*** Block opens ***

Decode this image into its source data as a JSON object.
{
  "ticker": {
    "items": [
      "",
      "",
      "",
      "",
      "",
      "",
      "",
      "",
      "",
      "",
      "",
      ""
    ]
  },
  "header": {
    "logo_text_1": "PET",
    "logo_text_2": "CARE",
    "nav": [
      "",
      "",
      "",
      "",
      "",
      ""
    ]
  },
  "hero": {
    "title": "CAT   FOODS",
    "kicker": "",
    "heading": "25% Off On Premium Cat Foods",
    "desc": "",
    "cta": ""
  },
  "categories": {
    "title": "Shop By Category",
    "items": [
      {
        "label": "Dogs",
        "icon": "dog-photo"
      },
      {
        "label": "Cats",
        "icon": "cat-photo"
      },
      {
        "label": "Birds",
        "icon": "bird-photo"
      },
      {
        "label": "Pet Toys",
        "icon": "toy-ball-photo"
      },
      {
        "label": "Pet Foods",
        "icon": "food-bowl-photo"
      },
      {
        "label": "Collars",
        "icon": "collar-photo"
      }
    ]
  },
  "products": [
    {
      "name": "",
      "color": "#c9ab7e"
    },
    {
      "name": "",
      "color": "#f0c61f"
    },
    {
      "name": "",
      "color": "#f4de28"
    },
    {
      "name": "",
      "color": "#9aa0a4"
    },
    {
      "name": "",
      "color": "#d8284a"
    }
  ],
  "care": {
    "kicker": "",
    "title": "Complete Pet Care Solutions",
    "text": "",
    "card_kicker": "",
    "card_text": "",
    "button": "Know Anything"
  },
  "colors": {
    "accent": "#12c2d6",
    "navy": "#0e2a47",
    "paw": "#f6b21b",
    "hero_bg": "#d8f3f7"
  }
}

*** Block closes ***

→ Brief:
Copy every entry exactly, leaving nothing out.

→ Response for this exercise:
Decode this image into its source data as a JSON object.
{
  "ticker": {
    "items": [
      "",
      "",
      "",
      "",
      "",
      "",
      "",
      "",
      "",
      "",
      "",
      ""
    ]
  },
  "header": {
    "logo_text_1": "PET",
    "logo_text_2": "CARE",
    "nav": [
      "",
      "",
      "",
      "",
      "",
      ""
    ]
  },
  "hero": {
    "title": "CAT   FOODS",
    "kicker": "",
    "heading": "25% Off On Premium Cat Foods",
    "desc": "",
    "cta": ""
  },
  "categories": {
    "title": "Shop By Category",
    "items": [
      {
        "label": "Dogs",
        "icon": "dog-photo"
      },
      {
        "label": "Cats",
        "icon": "cat-photo"
      },
      {
        "label": "Birds",
        "icon": "bird-photo"
      },
      {
        "label": "Pet Toys",
        "icon": "toy-ball-photo"
      },
      {
        "label": "Pet Foods",
        "icon": "food-bowl-photo"
      },
      {
        "label": "Collars",
        "icon": "collar-photo"
      }
    ]
  },
  "products": [
    {
      "name": "",
      "color": "#c9ab7e"
    },
    {
      "name": "",
      "color": "#f0c61f"
    },
    {
      "name": "",
      "color": "#f4de28"
    },
    {
      "name": "",
      "color": "#9aa0a4"
    },
    {
      "name": "",
      "color": "#d8284a"
    }
  ],
  "care": {
    "kicker": "",
    "title": "Complete Pet Care Solutions",
    "text": "",
    "card_kicker": "",
    "card_text": "",
    "button": "Know Anything"
  },
  "colors": {
    "accent": "#12c2d6",
    "navy": "#0e2a47",
    "paw": "#f6b21b",
    "hero_bg": "#d8f3f7"
  }
}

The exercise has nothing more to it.